Lebanese expatriate Nadim Kobeissi, 21, is determined to “subvert governments and frustrate marketers” with a cat- and code-themed website that allows users to exchange messages and files that can’t be read by anyone but the sender and receiver.
Kobeissi—who endured the loss of loved ones, barely escaped death himself, and knows people who were tortured because they did not protect their online communications—hopes crypto.cat will provide journalists, dissidents and others under surveillance with a secure alternative to such messaging applications as those available on Gmail, Facebook and Skype.
With an interface that will be familiar to those who grew up in the decades of 8-bit gaming, Kobeissi also hopes to make his chat client something people will want to use rather than simply need. But he also warns that the program is still in development and should not yet be regarded as completely secure.
Watch a fun introduction to crypto.cat made by Kobeissi below.
—Posted by Alexander Reed Kelly.
Wired’s Threat Level:
Cryptocat is an encrypted web-based chat. It’s the first chat client in the browser to allow anyone to use end-to-end encryption to communicate without the problems of SSL, the standard way browsers do crypto, or mucking about with downloading and installing other software.
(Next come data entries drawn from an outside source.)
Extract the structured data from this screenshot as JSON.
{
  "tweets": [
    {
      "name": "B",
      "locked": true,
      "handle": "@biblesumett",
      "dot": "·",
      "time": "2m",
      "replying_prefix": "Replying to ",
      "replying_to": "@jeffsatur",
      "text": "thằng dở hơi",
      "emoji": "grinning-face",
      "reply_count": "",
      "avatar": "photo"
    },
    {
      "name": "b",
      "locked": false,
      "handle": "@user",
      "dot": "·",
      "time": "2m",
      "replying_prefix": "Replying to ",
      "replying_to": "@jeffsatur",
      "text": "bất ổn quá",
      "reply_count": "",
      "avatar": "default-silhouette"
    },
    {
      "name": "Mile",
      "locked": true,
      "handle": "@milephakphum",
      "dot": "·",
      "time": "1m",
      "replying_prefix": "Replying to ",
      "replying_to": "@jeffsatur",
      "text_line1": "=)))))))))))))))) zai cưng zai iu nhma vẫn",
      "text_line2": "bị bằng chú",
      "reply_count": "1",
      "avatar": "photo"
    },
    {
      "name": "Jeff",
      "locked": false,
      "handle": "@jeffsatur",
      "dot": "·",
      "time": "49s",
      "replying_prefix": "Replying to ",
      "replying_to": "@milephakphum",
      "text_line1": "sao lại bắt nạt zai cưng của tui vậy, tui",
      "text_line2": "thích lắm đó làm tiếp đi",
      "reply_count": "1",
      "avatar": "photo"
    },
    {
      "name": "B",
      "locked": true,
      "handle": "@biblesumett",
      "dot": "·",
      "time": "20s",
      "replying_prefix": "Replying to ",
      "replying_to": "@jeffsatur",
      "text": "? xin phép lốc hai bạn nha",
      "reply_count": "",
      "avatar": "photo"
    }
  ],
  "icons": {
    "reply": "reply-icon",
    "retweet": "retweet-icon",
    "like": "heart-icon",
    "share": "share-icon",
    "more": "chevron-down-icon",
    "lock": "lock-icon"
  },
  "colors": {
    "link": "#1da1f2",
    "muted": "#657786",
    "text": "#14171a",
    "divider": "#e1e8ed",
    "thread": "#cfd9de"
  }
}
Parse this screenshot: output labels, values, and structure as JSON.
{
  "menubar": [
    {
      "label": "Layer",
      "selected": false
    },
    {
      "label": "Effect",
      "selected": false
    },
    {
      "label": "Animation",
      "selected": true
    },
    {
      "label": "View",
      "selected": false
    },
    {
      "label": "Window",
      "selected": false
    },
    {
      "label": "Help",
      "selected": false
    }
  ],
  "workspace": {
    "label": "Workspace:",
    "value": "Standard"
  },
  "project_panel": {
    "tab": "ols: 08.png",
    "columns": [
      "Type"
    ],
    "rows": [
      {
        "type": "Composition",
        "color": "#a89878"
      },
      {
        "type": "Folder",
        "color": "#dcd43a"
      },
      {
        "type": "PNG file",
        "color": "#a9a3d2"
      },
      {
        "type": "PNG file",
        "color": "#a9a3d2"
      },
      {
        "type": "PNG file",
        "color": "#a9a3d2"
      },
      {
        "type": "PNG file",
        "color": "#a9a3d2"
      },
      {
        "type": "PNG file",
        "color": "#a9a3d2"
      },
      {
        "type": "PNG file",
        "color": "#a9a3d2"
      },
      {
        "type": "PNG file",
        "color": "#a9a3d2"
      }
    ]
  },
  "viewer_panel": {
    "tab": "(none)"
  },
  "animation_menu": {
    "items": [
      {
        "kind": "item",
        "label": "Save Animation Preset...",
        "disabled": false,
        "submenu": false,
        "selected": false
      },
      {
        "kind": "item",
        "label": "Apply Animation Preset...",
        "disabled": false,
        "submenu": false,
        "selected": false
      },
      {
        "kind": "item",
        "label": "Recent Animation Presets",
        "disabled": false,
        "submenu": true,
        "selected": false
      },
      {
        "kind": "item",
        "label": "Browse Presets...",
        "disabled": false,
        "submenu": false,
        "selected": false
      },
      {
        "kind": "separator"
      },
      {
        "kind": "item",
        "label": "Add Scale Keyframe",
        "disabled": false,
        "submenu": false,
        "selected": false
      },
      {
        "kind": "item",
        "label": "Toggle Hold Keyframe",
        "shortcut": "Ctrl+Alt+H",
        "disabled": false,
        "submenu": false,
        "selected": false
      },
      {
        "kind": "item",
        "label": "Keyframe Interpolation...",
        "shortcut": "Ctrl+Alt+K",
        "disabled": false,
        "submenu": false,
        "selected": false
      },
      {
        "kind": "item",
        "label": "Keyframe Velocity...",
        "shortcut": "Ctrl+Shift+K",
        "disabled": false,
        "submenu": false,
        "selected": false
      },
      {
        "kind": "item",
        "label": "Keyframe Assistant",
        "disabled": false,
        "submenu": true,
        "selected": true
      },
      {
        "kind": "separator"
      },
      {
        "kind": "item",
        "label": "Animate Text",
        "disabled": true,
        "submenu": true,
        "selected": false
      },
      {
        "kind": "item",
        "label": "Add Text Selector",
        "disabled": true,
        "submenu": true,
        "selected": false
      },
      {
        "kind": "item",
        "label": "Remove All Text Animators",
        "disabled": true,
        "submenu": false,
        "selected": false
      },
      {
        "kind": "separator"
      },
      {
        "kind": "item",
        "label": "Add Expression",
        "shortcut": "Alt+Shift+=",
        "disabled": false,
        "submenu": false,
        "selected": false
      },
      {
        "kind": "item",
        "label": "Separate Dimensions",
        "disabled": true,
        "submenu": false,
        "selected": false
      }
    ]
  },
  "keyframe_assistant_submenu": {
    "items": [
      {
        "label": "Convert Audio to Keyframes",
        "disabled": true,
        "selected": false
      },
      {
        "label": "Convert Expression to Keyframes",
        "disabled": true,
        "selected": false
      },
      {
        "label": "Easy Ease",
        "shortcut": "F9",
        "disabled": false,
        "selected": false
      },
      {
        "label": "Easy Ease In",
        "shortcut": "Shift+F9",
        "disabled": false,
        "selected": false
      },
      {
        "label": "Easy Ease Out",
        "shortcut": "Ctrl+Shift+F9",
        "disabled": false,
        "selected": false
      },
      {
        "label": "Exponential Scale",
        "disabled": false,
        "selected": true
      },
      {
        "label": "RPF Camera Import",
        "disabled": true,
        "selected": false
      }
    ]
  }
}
For Kobeissi, that means non-technical people anywhere in the world can talk without fear of online snooping from corporations, criminals or governments.
“The fact that you don’t have to install anything, the fact that it works instantly, this increases security,” he explained, sitting down with Wired at HOPE 9 to talk about Cryptocat, activism and getting through American airports.
Cryptocat Adventure! from Nadim Kobeissi on Vimeo.